DATA IN THIS EXERCISE:
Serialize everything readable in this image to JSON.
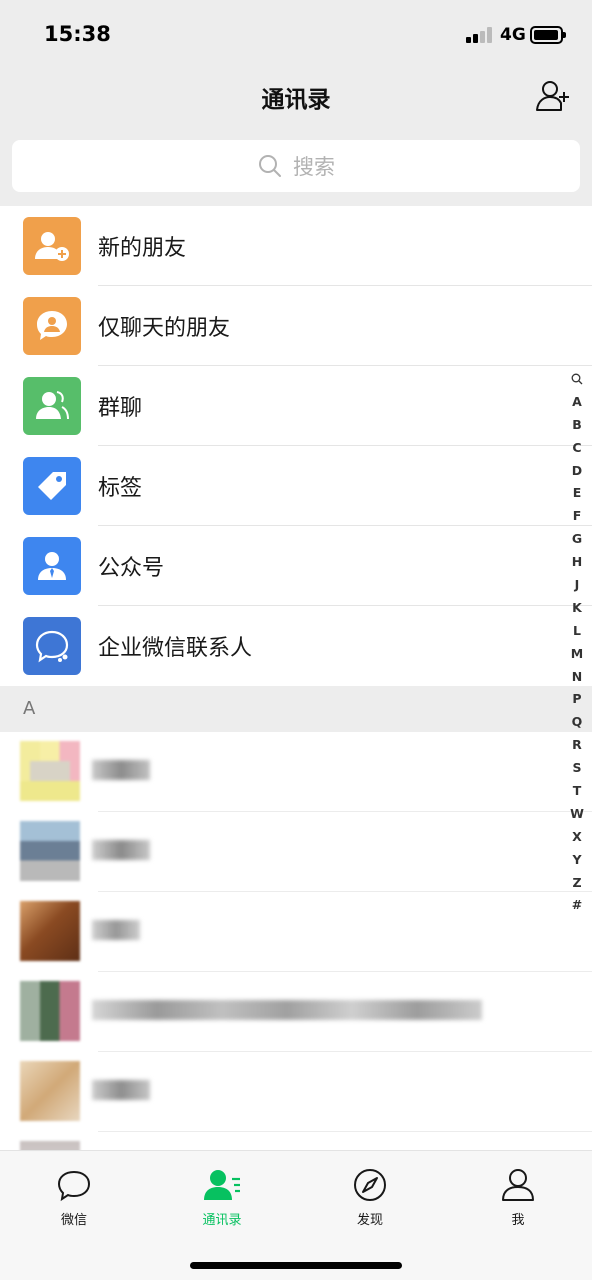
{
  "status_bar": {
    "time": "15:38",
    "network": "4G"
  },
  "nav": {
    "title": "通讯录",
    "add_contact_icon": "add-contact-icon"
  },
  "search": {
    "placeholder": "搜索"
  },
  "features": [
    {
      "label": "新的朋友",
      "icon": "new-friend-icon",
      "color": "#f0a04b"
    },
    {
      "label": "仅聊天的朋友",
      "icon": "chat-only-icon",
      "color": "#f0a04b"
    },
    {
      "label": "群聊",
      "icon": "group-chat-icon",
      "color": "#57be6a"
    },
    {
      "label": "标签",
      "icon": "tag-icon",
      "color": "#3e86ef"
    },
    {
      "label": "公众号",
      "icon": "official-account-icon",
      "color": "#3e86ef"
    },
    {
      "label": "企业微信联系人",
      "icon": "wecom-icon",
      "color": "#3e76d5"
    }
  ],
  "section": {
    "letter": "A"
  },
  "index_letters": [
    "A",
    "B",
    "C",
    "D",
    "E",
    "F",
    "G",
    "H",
    "J",
    "K",
    "L",
    "M",
    "N",
    "P",
    "Q",
    "R",
    "S",
    "T",
    "W",
    "X",
    "Y",
    "Z",
    "#"
  ],
  "tabs": [
    {
      "label": "微信",
      "icon": "chat-bubble-icon",
      "active": false
    },
    {
      "label": "通讯录",
      "icon": "contacts-icon",
      "active": true
    },
    {
      "label": "发现",
      "icon": "compass-icon",
      "active": false
    },
    {
      "label": "我",
      "icon": "profile-icon",
      "active": false
    }
  ],
  "colors": {
    "accent": "#07c160",
    "background": "#ededed"
  }
}
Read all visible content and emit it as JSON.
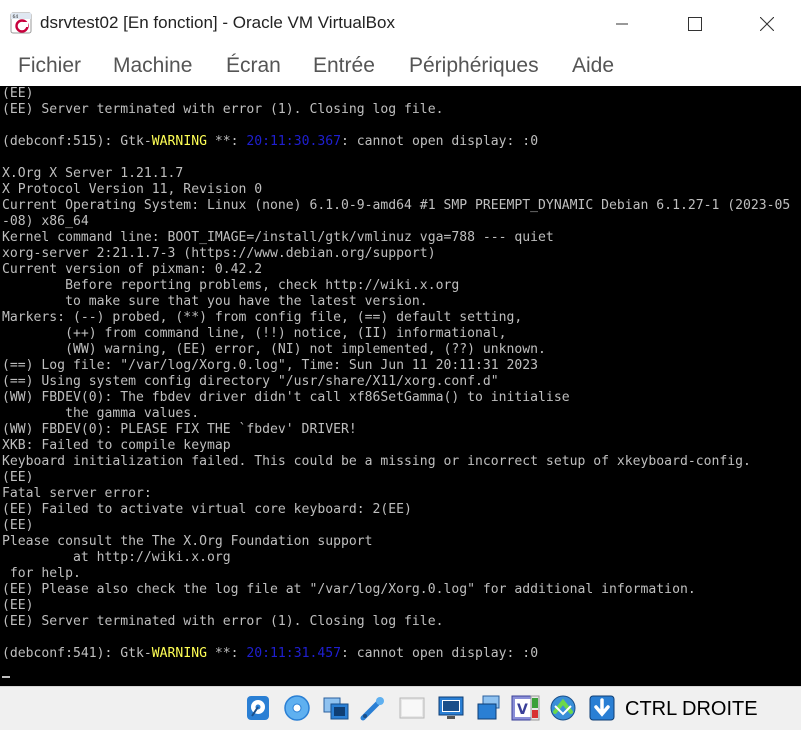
{
  "window": {
    "title": "dsrvtest02 [En fonction] - Oracle VM VirtualBox"
  },
  "menu": [
    "Fichier",
    "Machine",
    "Écran",
    "Entrée",
    "Périphériques",
    "Aide"
  ],
  "console": {
    "lines": [
      [
        [
          "(EE)",
          ""
        ]
      ],
      [
        [
          "(EE) Server terminated with error (1). Closing log file.",
          ""
        ]
      ],
      [
        [
          "",
          ""
        ]
      ],
      [
        [
          "(debconf:515): Gtk-",
          ""
        ],
        [
          "WARNING",
          "warn"
        ],
        [
          " **: ",
          ""
        ],
        [
          "20:11:30.367",
          "time"
        ],
        [
          ": cannot open display: :0",
          ""
        ]
      ],
      [
        [
          "",
          ""
        ]
      ],
      [
        [
          "X.Org X Server 1.21.1.7",
          ""
        ]
      ],
      [
        [
          "X Protocol Version 11, Revision 0",
          ""
        ]
      ],
      [
        [
          "Current Operating System: Linux (none) 6.1.0-9-amd64 #1 SMP PREEMPT_DYNAMIC Debian 6.1.27-1 (2023-05",
          ""
        ]
      ],
      [
        [
          "-08) x86_64",
          ""
        ]
      ],
      [
        [
          "Kernel command line: BOOT_IMAGE=/install/gtk/vmlinuz vga=788 --- quiet",
          ""
        ]
      ],
      [
        [
          "xorg-server 2:21.1.7-3 (https://www.debian.org/support)",
          ""
        ]
      ],
      [
        [
          "Current version of pixman: 0.42.2",
          ""
        ]
      ],
      [
        [
          "        Before reporting problems, check http://wiki.x.org",
          ""
        ]
      ],
      [
        [
          "        to make sure that you have the latest version.",
          ""
        ]
      ],
      [
        [
          "Markers: (--) probed, (**) from config file, (==) default setting,",
          ""
        ]
      ],
      [
        [
          "        (++) from command line, (!!) notice, (II) informational,",
          ""
        ]
      ],
      [
        [
          "        (WW) warning, (EE) error, (NI) not implemented, (??) unknown.",
          ""
        ]
      ],
      [
        [
          "(==) Log file: \"/var/log/Xorg.0.log\", Time: Sun Jun 11 20:11:31 2023",
          ""
        ]
      ],
      [
        [
          "(==) Using system config directory \"/usr/share/X11/xorg.conf.d\"",
          ""
        ]
      ],
      [
        [
          "(WW) FBDEV(0): The fbdev driver didn't call xf86SetGamma() to initialise",
          ""
        ]
      ],
      [
        [
          "        the gamma values.",
          ""
        ]
      ],
      [
        [
          "(WW) FBDEV(0): PLEASE FIX THE `fbdev' DRIVER!",
          ""
        ]
      ],
      [
        [
          "XKB: Failed to compile keymap",
          ""
        ]
      ],
      [
        [
          "Keyboard initialization failed. This could be a missing or incorrect setup of xkeyboard-config.",
          ""
        ]
      ],
      [
        [
          "(EE)",
          ""
        ]
      ],
      [
        [
          "Fatal server error:",
          ""
        ]
      ],
      [
        [
          "(EE) Failed to activate virtual core keyboard: 2(EE)",
          ""
        ]
      ],
      [
        [
          "(EE)",
          ""
        ]
      ],
      [
        [
          "Please consult the The X.Org Foundation support",
          ""
        ]
      ],
      [
        [
          "         at http://wiki.x.org",
          ""
        ]
      ],
      [
        [
          " for help.",
          ""
        ]
      ],
      [
        [
          "(EE) Please also check the log file at \"/var/log/Xorg.0.log\" for additional information.",
          ""
        ]
      ],
      [
        [
          "(EE)",
          ""
        ]
      ],
      [
        [
          "(EE) Server terminated with error (1). Closing log file.",
          ""
        ]
      ],
      [
        [
          "",
          ""
        ]
      ],
      [
        [
          "(debconf:541): Gtk-",
          ""
        ],
        [
          "WARNING",
          "warn"
        ],
        [
          " **: ",
          ""
        ],
        [
          "20:11:31.457",
          "time"
        ],
        [
          ": cannot open display: :0",
          ""
        ]
      ]
    ]
  },
  "statusbar": {
    "icons": [
      "hard-disk-icon",
      "optical-drive-icon",
      "audio-icon",
      "network-icon",
      "usb-icon",
      "shared-folders-icon",
      "display-icon",
      "video-capture-icon",
      "virtualization-engine-icon",
      "mouse-integration-icon",
      "keyboard-capture-icon"
    ],
    "host_key": "CTRL DROITE"
  },
  "colors": {
    "console_bg": "#000000",
    "console_text": "#bfbfbf",
    "warning": "#ffff55",
    "timestamp": "#1f1fd0"
  }
}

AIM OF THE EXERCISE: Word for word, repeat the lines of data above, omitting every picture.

ANSWER SPACE:
Serialize everything readable in this image to JSON.
{
  "status_bar": {
    "time": "15:38",
    "network": "4G"
  },
  "nav": {
    "title": "通讯录",
    "add_contact_icon": "add-contact-icon"
  },
  "search": {
    "placeholder": "搜索"
  },
  "features": [
    {
      "label": "新的朋友",
      "icon": "new-friend-icon",
      "color": "#f0a04b"
    },
    {
      "label": "仅聊天的朋友",
      "icon": "chat-only-icon",
      "color": "#f0a04b"
    },
    {
      "label": "群聊",
      "icon": "group-chat-icon",
      "color": "#57be6a"
    },
    {
      "label": "标签",
      "icon": "tag-icon",
      "color": "#3e86ef"
    },
    {
      "label": "公众号",
      "icon": "official-account-icon",
      "color": "#3e86ef"
    },
    {
      "label": "企业微信联系人",
      "icon": "wecom-icon",
      "color": "#3e76d5"
    }
  ],
  "section": {
    "letter": "A"
  },
  "index_letters": [
    "A",
    "B",
    "C",
    "D",
    "E",
    "F",
    "G",
    "H",
    "J",
    "K",
    "L",
    "M",
    "N",
    "P",
    "Q",
    "R",
    "S",
    "T",
    "W",
    "X",
    "Y",
    "Z",
    "#"
  ],
  "tabs": [
    {
      "label": "微信",
      "icon": "chat-bubble-icon",
      "active": false
    },
    {
      "label": "通讯录",
      "icon": "contacts-icon",
      "active": true
    },
    {
      "label": "发现",
      "icon": "compass-icon",
      "active": false
    },
    {
      "label": "我",
      "icon": "profile-icon",
      "active": false
    }
  ],
  "colors": {
    "accent": "#07c160",
    "background": "#ededed"
  }
}
Read all visible content and emit it as JSON.
{
  "window": {
    "title": "dsrvtest02 [En fonction] - Oracle VM VirtualBox"
  },
  "menu": [
    "Fichier",
    "Machine",
    "Écran",
    "Entrée",
    "Périphériques",
    "Aide"
  ],
  "console": {
    "lines": [
      [
        [
          "(EE)",
          ""
        ]
      ],
      [
        [
          "(EE) Server terminated with error (1). Closing log file.",
          ""
        ]
      ],
      [
        [
          "",
          ""
        ]
      ],
      [
        [
          "(debconf:515): Gtk-",
          ""
        ],
        [
          "WARNING",
          "warn"
        ],
        [
          " **: ",
          ""
        ],
        [
          "20:11:30.367",
          "time"
        ],
        [
          ": cannot open display: :0",
          ""
        ]
      ],
      [
        [
          "",
          ""
        ]
      ],
      [
        [
          "X.Org X Server 1.21.1.7",
          ""
        ]
      ],
      [
        [
          "X Protocol Version 11, Revision 0",
          ""
        ]
      ],
      [
        [
          "Current Operating System: Linux (none) 6.1.0-9-amd64 #1 SMP PREEMPT_DYNAMIC Debian 6.1.27-1 (2023-05",
          ""
        ]
      ],
      [
        [
          "-08) x86_64",
          ""
        ]
      ],
      [
        [
          "Kernel command line: BOOT_IMAGE=/install/gtk/vmlinuz vga=788 --- quiet",
          ""
        ]
      ],
      [
        [
          "xorg-server 2:21.1.7-3 (https://www.debian.org/support)",
          ""
        ]
      ],
      [
        [
          "Current version of pixman: 0.42.2",
          ""
        ]
      ],
      [
        [
          "        Before reporting problems, check http://wiki.x.org",
          ""
        ]
      ],
      [
        [
          "        to make sure that you have the latest version.",
          ""
        ]
      ],
      [
        [
          "Markers: (--) probed, (**) from config file, (==) default setting,",
          ""
        ]
      ],
      [
        [
          "        (++) from command line, (!!) notice, (II) informational,",
          ""
        ]
      ],
      [
        [
          "        (WW) warning, (EE) error, (NI) not implemented, (??) unknown.",
          ""
        ]
      ],
      [
        [
          "(==) Log file: \"/var/log/Xorg.0.log\", Time: Sun Jun 11 20:11:31 2023",
          ""
        ]
      ],
      [
        [
          "(==) Using system config directory \"/usr/share/X11/xorg.conf.d\"",
          ""
        ]
      ],
      [
        [
          "(WW) FBDEV(0): The fbdev driver didn't call xf86SetGamma() to initialise",
          ""
        ]
      ],
      [
        [
          "        the gamma values.",
          ""
        ]
      ],
      [
        [
          "(WW) FBDEV(0): PLEASE FIX THE `fbdev' DRIVER!",
          ""
        ]
      ],
      [
        [
          "XKB: Failed to compile keymap",
          ""
        ]
      ],
      [
        [
          "Keyboard initialization failed. This could be a missing or incorrect setup of xkeyboard-config.",
          ""
        ]
      ],
      [
        [
          "(EE)",
          ""
        ]
      ],
      [
        [
          "Fatal server error:",
          ""
        ]
      ],
      [
        [
          "(EE) Failed to activate virtual core keyboard: 2(EE)",
          ""
        ]
      ],
      [
        [
          "(EE)",
          ""
        ]
      ],
      [
        [
          "Please consult the The X.Org Foundation support",
          ""
        ]
      ],
      [
        [
          "         at http://wiki.x.org",
          ""
        ]
      ],
      [
        [
          " for help.",
          ""
        ]
      ],
      [
        [
          "(EE) Please also check the log file at \"/var/log/Xorg.0.log\" for additional information.",
          ""
        ]
      ],
      [
        [
          "(EE)",
          ""
        ]
      ],
      [
        [
          "(EE) Server terminated with error (1). Closing log file.",
          ""
        ]
      ],
      [
        [
          "",
          ""
        ]
      ],
      [
        [
          "(debconf:541): Gtk-",
          ""
        ],
        [
          "WARNING",
          "warn"
        ],
        [
          " **: ",
          ""
        ],
        [
          "20:11:31.457",
          "time"
        ],
        [
          ": cannot open display: :0",
          ""
        ]
      ]
    ]
  },
  "statusbar": {
    "icons": [
      "hard-disk-icon",
      "optical-drive-icon",
      "audio-icon",
      "network-icon",
      "usb-icon",
      "shared-folders-icon",
      "display-icon",
      "video-capture-icon",
      "virtualization-engine-icon",
      "mouse-integration-icon",
      "keyboard-capture-icon"
    ],
    "host_key": "CTRL DROITE"
  },
  "colors": {
    "console_bg": "#000000",
    "console_text": "#bfbfbf",
    "warning": "#ffff55",
    "timestamp": "#1f1fd0"
  }
}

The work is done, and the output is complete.